In one configuration, the oil fill tube can be slightly pre-bent with a curvature. The total beam curvature change with full scale pressure applied is less than 0.0025 mm. The beam vibrates under fixed end conditions in the vertical plane. The bias frequency is typically 40 kHz, which decreases in response to tube expansion. The oil fill tube acts like a vibration isolation system. The mass of the tube prevents vibration energy from escaping, resulting in high vibration Q. The beam vibrations are sustained by the combination of the piezoelectric properties of quartz crystal, electrodes plated on the beam, and electrical energy provided by an oscillator circuit. The oil fill tube can be straight as shown. The Q factor is proportional to the ratio of the energy stored to energy lost per cycle in the vibration system. The losses are from the change of the rigidity of the pipe that is proportional to the pressure.
The quartz crystal tuning fork 450 comprises a vibration part 458 with a support part (base) 454 that is soldered on the oil fill tube.

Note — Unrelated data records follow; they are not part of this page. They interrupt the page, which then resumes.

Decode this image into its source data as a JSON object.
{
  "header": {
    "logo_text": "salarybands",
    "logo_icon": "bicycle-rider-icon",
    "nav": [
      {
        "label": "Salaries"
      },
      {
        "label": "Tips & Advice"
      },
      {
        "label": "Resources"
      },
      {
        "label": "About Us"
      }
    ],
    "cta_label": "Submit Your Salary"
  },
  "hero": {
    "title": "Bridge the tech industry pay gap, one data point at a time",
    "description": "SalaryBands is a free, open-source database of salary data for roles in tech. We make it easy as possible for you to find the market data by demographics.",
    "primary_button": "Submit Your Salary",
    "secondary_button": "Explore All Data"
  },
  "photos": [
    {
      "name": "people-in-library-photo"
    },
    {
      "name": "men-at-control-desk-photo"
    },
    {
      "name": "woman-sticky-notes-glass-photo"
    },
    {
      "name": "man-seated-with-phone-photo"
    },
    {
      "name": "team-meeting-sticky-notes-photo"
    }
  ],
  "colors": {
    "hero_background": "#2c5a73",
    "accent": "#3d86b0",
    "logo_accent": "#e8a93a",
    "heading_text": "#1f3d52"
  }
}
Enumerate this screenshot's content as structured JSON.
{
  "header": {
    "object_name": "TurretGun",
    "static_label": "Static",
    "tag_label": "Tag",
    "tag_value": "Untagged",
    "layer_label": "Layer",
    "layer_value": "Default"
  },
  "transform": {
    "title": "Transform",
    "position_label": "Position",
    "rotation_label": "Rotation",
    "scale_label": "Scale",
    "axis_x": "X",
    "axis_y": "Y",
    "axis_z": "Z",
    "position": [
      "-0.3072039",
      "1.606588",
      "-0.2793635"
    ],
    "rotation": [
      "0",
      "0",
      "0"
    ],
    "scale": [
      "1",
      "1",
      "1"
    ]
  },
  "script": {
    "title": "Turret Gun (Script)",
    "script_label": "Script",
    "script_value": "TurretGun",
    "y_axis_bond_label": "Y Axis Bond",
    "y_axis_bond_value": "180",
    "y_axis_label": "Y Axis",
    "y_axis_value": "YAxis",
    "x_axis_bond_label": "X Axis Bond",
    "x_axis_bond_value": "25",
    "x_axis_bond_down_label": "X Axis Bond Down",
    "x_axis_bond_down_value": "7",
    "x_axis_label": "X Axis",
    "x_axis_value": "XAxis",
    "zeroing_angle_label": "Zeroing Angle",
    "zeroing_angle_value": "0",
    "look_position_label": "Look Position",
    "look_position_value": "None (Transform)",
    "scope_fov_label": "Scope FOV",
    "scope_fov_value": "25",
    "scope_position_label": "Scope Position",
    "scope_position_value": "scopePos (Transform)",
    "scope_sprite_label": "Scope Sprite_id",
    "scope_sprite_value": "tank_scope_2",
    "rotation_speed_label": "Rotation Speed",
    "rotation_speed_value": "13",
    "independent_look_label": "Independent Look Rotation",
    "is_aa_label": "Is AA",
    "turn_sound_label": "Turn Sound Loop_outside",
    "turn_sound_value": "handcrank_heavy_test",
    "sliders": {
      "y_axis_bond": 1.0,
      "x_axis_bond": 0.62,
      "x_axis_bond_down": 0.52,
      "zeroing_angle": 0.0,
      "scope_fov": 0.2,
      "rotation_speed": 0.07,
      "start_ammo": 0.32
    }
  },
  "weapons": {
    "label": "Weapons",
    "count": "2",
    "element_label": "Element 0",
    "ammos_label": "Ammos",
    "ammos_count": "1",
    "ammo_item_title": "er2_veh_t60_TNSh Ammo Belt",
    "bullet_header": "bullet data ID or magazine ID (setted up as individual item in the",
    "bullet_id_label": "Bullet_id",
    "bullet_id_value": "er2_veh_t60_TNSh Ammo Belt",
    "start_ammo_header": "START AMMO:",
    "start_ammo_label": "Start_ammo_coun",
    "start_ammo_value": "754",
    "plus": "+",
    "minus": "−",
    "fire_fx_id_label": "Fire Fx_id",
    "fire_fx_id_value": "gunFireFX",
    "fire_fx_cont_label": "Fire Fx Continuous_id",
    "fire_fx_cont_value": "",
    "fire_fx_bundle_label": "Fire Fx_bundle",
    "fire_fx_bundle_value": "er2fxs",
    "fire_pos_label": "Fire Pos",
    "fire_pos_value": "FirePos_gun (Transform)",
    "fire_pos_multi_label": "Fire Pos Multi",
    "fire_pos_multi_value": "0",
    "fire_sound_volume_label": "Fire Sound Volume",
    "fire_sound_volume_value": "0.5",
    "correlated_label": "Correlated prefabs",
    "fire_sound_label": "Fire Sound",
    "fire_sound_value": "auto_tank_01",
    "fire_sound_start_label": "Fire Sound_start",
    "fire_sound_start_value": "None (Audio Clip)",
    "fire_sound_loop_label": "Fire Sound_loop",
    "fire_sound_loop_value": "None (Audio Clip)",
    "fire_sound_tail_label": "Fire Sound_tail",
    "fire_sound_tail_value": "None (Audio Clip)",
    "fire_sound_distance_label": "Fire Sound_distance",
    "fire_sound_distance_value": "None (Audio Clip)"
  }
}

The quartz crystal tuning fork 450 is allowed to vibrate along the Y axis under the action of the electric field along the X axis. The difference in acoustic impedance between the quartz and the base will cause the longitudinal vibration energy to leak from the sensors base radially to the tube 400. The plane wave is transmitted through the oil and reflected back to the sensor through the oil. The energy leak will let the quartz crystal tuning fork impedance increase at the resonant vibration. Since oil density will vary with pressure, the acoustic energy attenuations will vary. Therefore the acoustic impedance will vary with pressure. At a specific frequency the quartz crystal tuning fork 450 impedance is proportional to the acoustic impedance between the sensor and the oil pressure. Therefore the quartz crystal tuning fork frequency change is proportional to the pressure of the oil in the pipe.
Energy which leaks from the quartz crystal tuning fork base 454 to the tube 400 is dependent upon the contact area of the tube 400 Since the contact area is fixed, the impedance can be measured to identify the oil pressure or the sensor frequency can be compared with a pipe without pressure. The configuration has a number of advantages, including:
It is small in size these by reducing packaging costs;
Mechanical components are inexpensive including the quartz structure;
No pressure header is needed as the measurement is non-intrusive;
No A/D converter is needed since the signal is frequency based;
Temperature characterization is simplified because it will be predictable;
There is little oil movement enabling smaller diaphragms and faster response time;
Different ranges can be optimized with different tube materials;
Potential for making very high pressure devices;
Small size, low cost, and low power.
Differential pressure can be measured using two sensors arranged to sense gauge pressure. The low side differential is connected to one sensor and the high side differential is connected to the other sensor. The electronics simply compares the two frequencies.
In other design configurations, a second deformation sensor can be applied to the second fill tube. Using such a configuration, a redundancy check can be provided in which the outputs from the two deformation sensors are compared. Similarly, a differential pressure may be obtained by subtracting the pressure associated with one of the deformation sensors with the pressure associated with the other deformation sensor. Although the deformation sensor discussed herein is illustrated as being associated with the fill tube portion of the capillary tube, the sensor can be located along any appropriate region of the capillary tube and is not limited to this configuration.
Although the present invention has been described with reference to preferred embodiments, workers skilled in the art will recognize that changes may be made in form and detail without departing from the spirit and scope of the invention. As used herein, line pressure refers to both absolute and gauge pressure.